Iranian Deputy Foreign Minister Majid Takht Ravanchi lambasted the US for imposing sanctions against more Iranian companies and entities as “unfair”, “cruel” and “totally unacceptable”, warning that Washington cannot claim to be interested in resolving its nuclear standoff with Tehran while continuing hostilities.
“The dual-track performance of the Americans is by no means acceptable; on one hand they claim to be interested in resolving the problem, and on the other they resort to such measures that are rejected from our point of view and even from the viewpoint of many other countries and practically run counter to the claims that they make in the negotiations,” Takht Ravanchi told reporters on Saturday.
He noted that the Iranian officials on different occasions have strongly criticized the US stances and actions for the very same reason.
“We have explicitly declared our views about these actions (imposing sanctions) before and strongly criticized the Americans’ stances and actions in this regard in both in private and public meetings,” Takht Ravanchi said.
He reiterated that the US sanctions are rejected, and said, “One cannot claim that on the one hand he wants to enter talks with good will and proceed with the negotiations and on the other hand resorts to such levers that in our view are not only doomed but completely inefficient.”
“From our point of view, the international sanctions, specially the US embargoes, are unfair and cruel, and our people are not influenced by such actions,” the deputy foreign minister underscored.
The US imposed sanctions against more Iranian companies and individuals despite the interim nuclear deal cut in November 24, 2013, between Tehran and the six major world powers. The US Treasury Department said on Friday that the sanctions have targeted shipping firms, oil companies, airlines and six Iranian banks.
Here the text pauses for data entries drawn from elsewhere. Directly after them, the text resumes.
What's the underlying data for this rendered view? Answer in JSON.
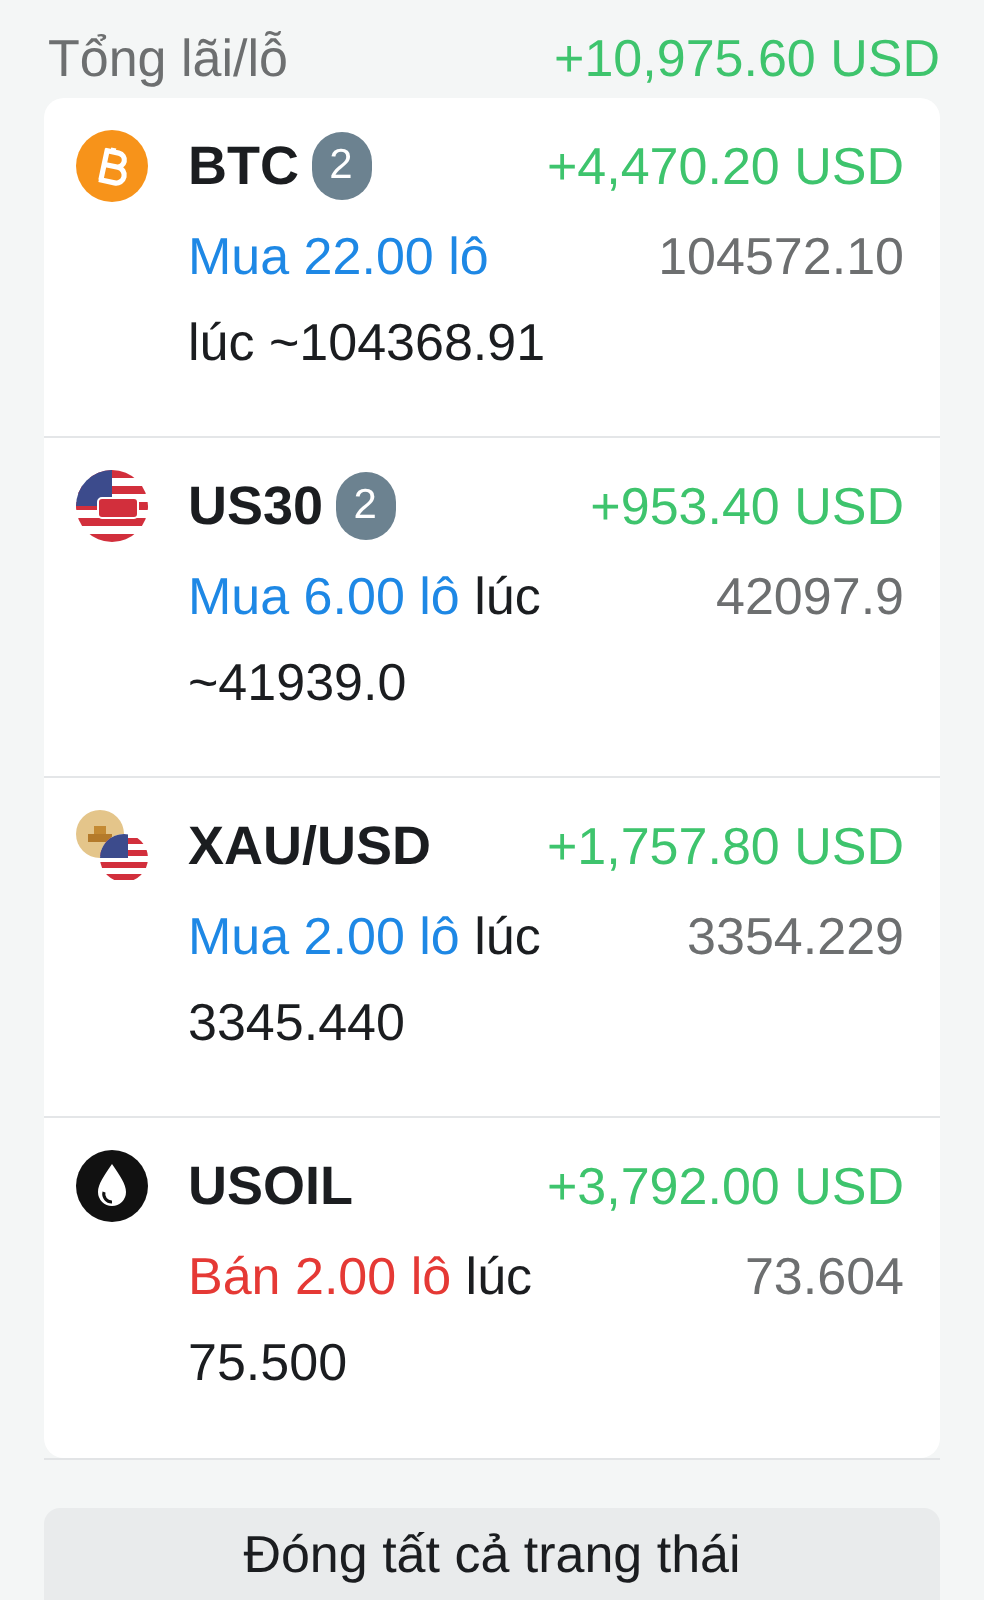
{
  "total": {
    "label": "Tổng lãi/lỗ",
    "value": "+10,975.60 USD"
  },
  "positions": [
    {
      "kind": "bitcoin",
      "symbol": "BTC",
      "count": "2",
      "profit": "+4,470.20 USD",
      "sell": false,
      "action": "Mua 22.00 lô",
      "at": "lúc ~104368.91",
      "price": "104572.10"
    },
    {
      "kind": "index",
      "symbol": "US30",
      "count": "2",
      "profit": "+953.40 USD",
      "sell": false,
      "action": "Mua 6.00 lô",
      "at": "lúc ~41939.0",
      "price": "42097.9"
    },
    {
      "kind": "metal",
      "symbol": "XAU/USD",
      "profit": "+1,757.80 USD",
      "sell": false,
      "action": "Mua 2.00 lô",
      "at": "lúc 3345.440",
      "price": "3354.229"
    },
    {
      "kind": "oil",
      "symbol": "USOIL",
      "profit": "+3,792.00 USD",
      "sell": true,
      "action": "Bán 2.00 lô",
      "at": "lúc 75.500",
      "price": "73.604"
    }
  ],
  "close_all_button": "Đóng tất cả trang thái"
}
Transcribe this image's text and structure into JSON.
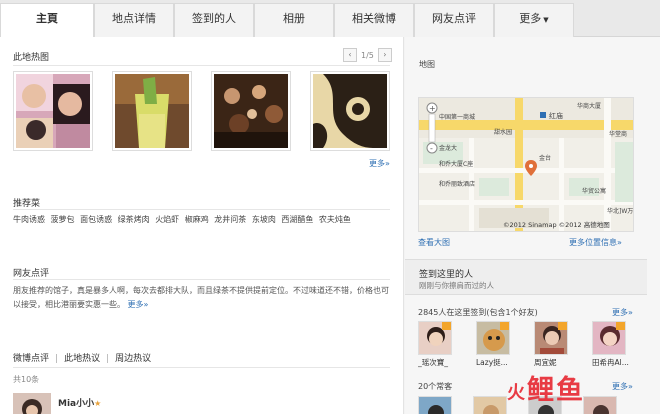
{
  "tabs": [
    {
      "label": "主頁",
      "active": true
    },
    {
      "label": "地点详情"
    },
    {
      "label": "签到的人"
    },
    {
      "label": "相册"
    },
    {
      "label": "相关微博"
    },
    {
      "label": "网友点评"
    },
    {
      "label": "更多"
    }
  ],
  "photos_section": {
    "title": "此地热图",
    "pager": {
      "current": "1/5",
      "prev": "‹",
      "next": "›"
    },
    "more": "更多»"
  },
  "dishes": {
    "title": "推荐菜",
    "items": [
      "牛肉诱惑",
      "菠萝包",
      "面包诱惑",
      "绿茶烤肉",
      "火焰虾",
      "椒麻鸡",
      "龙井问茶",
      "东坡肉",
      "西湖醋鱼",
      "农夫炖鱼"
    ]
  },
  "reviews": {
    "title": "网友点评",
    "text": "朋友推荐的馆子，真是暴多人啊，每次去都排大队，而且绿茶不提供提前定位。不过味道还不错，价格也可以接受，相比港丽要实惠一些。",
    "more": "更多»"
  },
  "weibo": {
    "tabs": [
      "微博点评",
      "此地热议",
      "周边热议"
    ],
    "count": "共10条",
    "first_user": "Mia小小"
  },
  "map": {
    "title": "地图",
    "labels": [
      "华商大厦",
      "中国第一商城",
      "红庙",
      "华堂商",
      "甜水园",
      "和乔大厦C座",
      "金台",
      "金龙大",
      "和乔丽致酒店",
      "华贸公寓",
      "华北]W万",
      "©2012 Sinamap ©2012 高德地图"
    ],
    "view_large": "查看大图",
    "more_locations": "更多位置信息»"
  },
  "checkins": {
    "title": "签到这里的人",
    "subtitle": "刚刚与你擦肩而过的人",
    "count": "2845人在这里签到(包含1个好友)",
    "more": "更多»",
    "people": [
      "_瑶次寶_",
      "Lazy挺...",
      "周宜妮",
      "田希冉Al..."
    ],
    "regulars_count": "20个常客",
    "regulars_more": "更多»"
  },
  "watermark": {
    "text": "鲤鱼",
    "brand": "火"
  }
}
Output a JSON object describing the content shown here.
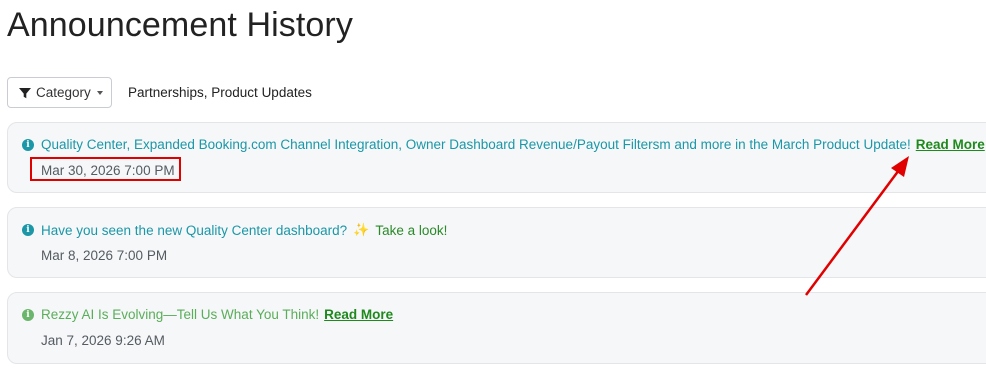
{
  "page": {
    "title": "Announcement History"
  },
  "filter": {
    "button_label": "Category",
    "selected_text": "Partnerships, Product Updates"
  },
  "announcements": [
    {
      "message": "Quality Center, Expanded Booking.com Channel Integration, Owner Dashboard Revenue/Payout Filtersm and more in the March Product Update!",
      "link_label": "Read More",
      "date": "Mar 30, 2026 7:00 PM"
    },
    {
      "message": "Have you seen the new Quality Center dashboard?",
      "emoji": "✨",
      "link_label": "Take a look!",
      "date": "Mar 8, 2026 7:00 PM"
    },
    {
      "message": "Rezzy AI Is Evolving—Tell Us What You Think!",
      "link_label": "Read More",
      "date": "Jan 7, 2026 9:26 AM"
    }
  ],
  "colors": {
    "info_teal": "#1b97a8",
    "info_green": "#6cb56c",
    "link_green": "#1e8a1e",
    "annotation_red": "#e00000"
  },
  "icons": {
    "filter": "funnel-icon",
    "info": "info-circle-icon",
    "external_link": "external-link-icon"
  }
}
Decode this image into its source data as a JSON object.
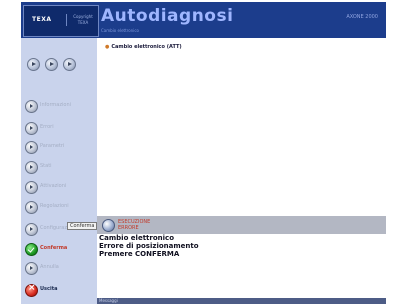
{
  "header": {
    "logo": "TEXA",
    "logo_sub": "Copyright TEXA",
    "title": "Autodiagnosi",
    "right_text": "AXONE 2000",
    "subtitle": "Cambio elettronico"
  },
  "sidebar": {
    "items": [
      {
        "label": "Informazioni"
      },
      {
        "label": "Errori"
      },
      {
        "label": "Parametri"
      },
      {
        "label": "Stati"
      },
      {
        "label": "Attivazioni"
      },
      {
        "label": "Regolazioni"
      },
      {
        "label": "Configurazioni"
      },
      {
        "label": "Conferma"
      },
      {
        "label": "Annulla"
      },
      {
        "label": "Uscita"
      }
    ],
    "tooltip": "Conferma"
  },
  "main": {
    "tree_item": "Cambio elettronico (ATT)"
  },
  "status": {
    "text_line1": "ESECUZIONE",
    "text_line2": "ERRORE"
  },
  "message": {
    "line1": "Cambio elettronico",
    "line2": "Errore di posizionamento",
    "line3": "Premere CONFERMA"
  },
  "footer": {
    "text": "Messaggi"
  }
}
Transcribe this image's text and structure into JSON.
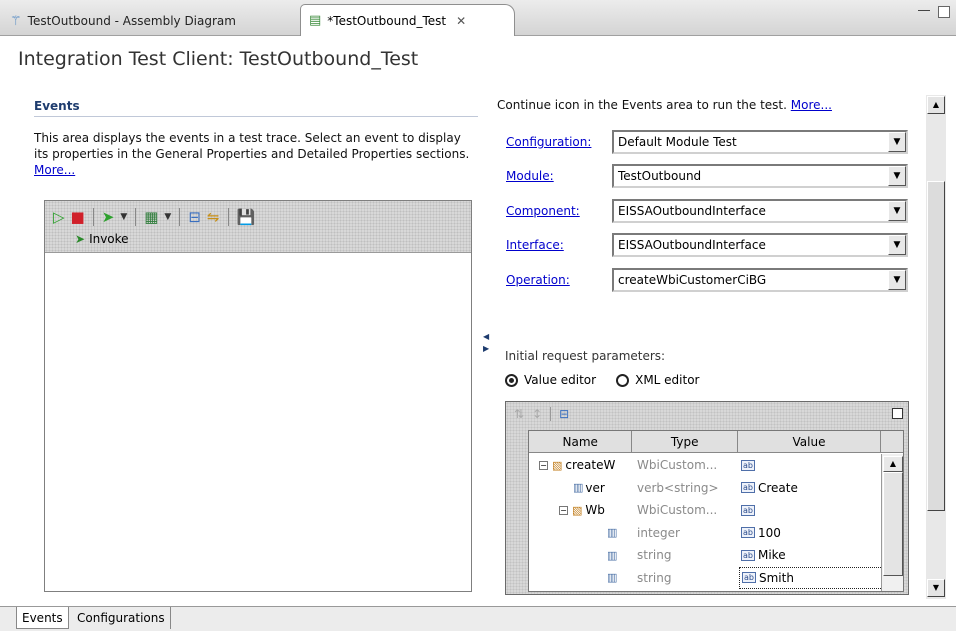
{
  "tabs": [
    {
      "label": "TestOutbound - Assembly Diagram",
      "icon": "assembly-diagram-icon"
    },
    {
      "label": "*TestOutbound_Test",
      "icon": "test-document-icon",
      "close": "✕"
    }
  ],
  "page_title": "Integration Test Client: TestOutbound_Test",
  "events": {
    "title": "Events",
    "description": "This area displays the events in a test trace. Select an event to display its properties in the General Properties and Detailed Properties sections.",
    "more_link": "More...",
    "trace_item": "Invoke"
  },
  "continue_text": "Continue icon in the Events area to run the test.",
  "continue_more": "More...",
  "form": {
    "configuration": {
      "label": "Configuration:",
      "value": "Default Module Test"
    },
    "module": {
      "label": "Module:",
      "value": "TestOutbound"
    },
    "component": {
      "label": "Component:",
      "value": "EISSAOutboundInterface"
    },
    "interface": {
      "label": "Interface:",
      "value": "EISSAOutboundInterface"
    },
    "operation": {
      "label": "Operation:",
      "value": "createWbiCustomerCiBG"
    }
  },
  "initial_request_label": "Initial request parameters:",
  "editor_options": [
    {
      "label": "Value editor",
      "selected": true
    },
    {
      "label": "XML editor",
      "selected": false
    }
  ],
  "table": {
    "columns": [
      "Name",
      "Type",
      "Value"
    ],
    "rows": [
      {
        "name": "createW",
        "type": "WbiCustom...",
        "value": "",
        "kind": "node",
        "indent": 0,
        "toggle": "−"
      },
      {
        "name": "ver",
        "type": "verb<string>",
        "value": "Create",
        "kind": "leaf",
        "indent": 1
      },
      {
        "name": "Wb",
        "type": "WbiCustom...",
        "value": "",
        "kind": "node",
        "indent": 1,
        "toggle": "−"
      },
      {
        "name": "",
        "type": "integer",
        "value": "100",
        "kind": "leaf",
        "indent": 2
      },
      {
        "name": "",
        "type": "string",
        "value": "Mike",
        "kind": "leaf",
        "indent": 2
      },
      {
        "name": "",
        "type": "string",
        "value": "Smith",
        "kind": "leaf",
        "indent": 2,
        "selected": true
      }
    ]
  },
  "bottom_tabs": [
    "Events",
    "Configurations"
  ]
}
On November 24, Iran and the world powers sealed a six-month Joint Plan of Action to lay the groundwork for the full resolution of the West’s decade-old dispute with Iran over its nuclear energy program. In exchange for Tehran’s confidence-building bid to limit certain aspects of its nuclear activities, the Sextet of world powers agreed to lift some of the existing sanctions against Tehran and continue talks with the country to settle all problems between the two sides.
Earlier today, Iranian Foreign Ministry Spokeswoman Marziyeh Afkham also condemned the US new sanctions, and said they are against the Geneva agreement inked by Tehran and the world powers, including the US, in November.
“This move fully runs counter to the trend of the settlement of the nuclear issue,” Afkham said in a statement.
She said that Iran dismisses any unilateral interpretation of the Geneva deal by the US and “strongly believes that the imposed sanctions are against the US undertakings based on the Geneva agreement”.
Stressing that the new sanctions will leave negative and unconstructive impacts on the trend of the nuclear talks between Iran and the G5+1, Afkham said, “Such measures question specially the seriousness, honesty and good will of the US and other parties to the negotiations with the Islamic Republic of Iran and bring uncertainty and doubt in their commitment to any possible final agreement which should certainly guarantee the removal of all illegal and illegitimate sanctions against the Islamic Republic of Iran.”
She said that while Iran has taken confidence-building measures reflected in numerous reports of the International Atomic Energy Agency (IAEA), Tehran expects similar moves by the US and other G5+1 members and reserves its right to adopt reciprocal measures.
“The US and other members of the G5+1 which have kept mum on these explicit violations of the Geneva agreement are responsible for the consequences of this trend,” Afkham said.
“The era of using the inefficient tactic of pressure and negation is over and it is the time for the US to seriously and explicitly adopt a stable realistic approach to Iran’s peaceful nuclear program and show a steady practical attitude accordingly,” she added.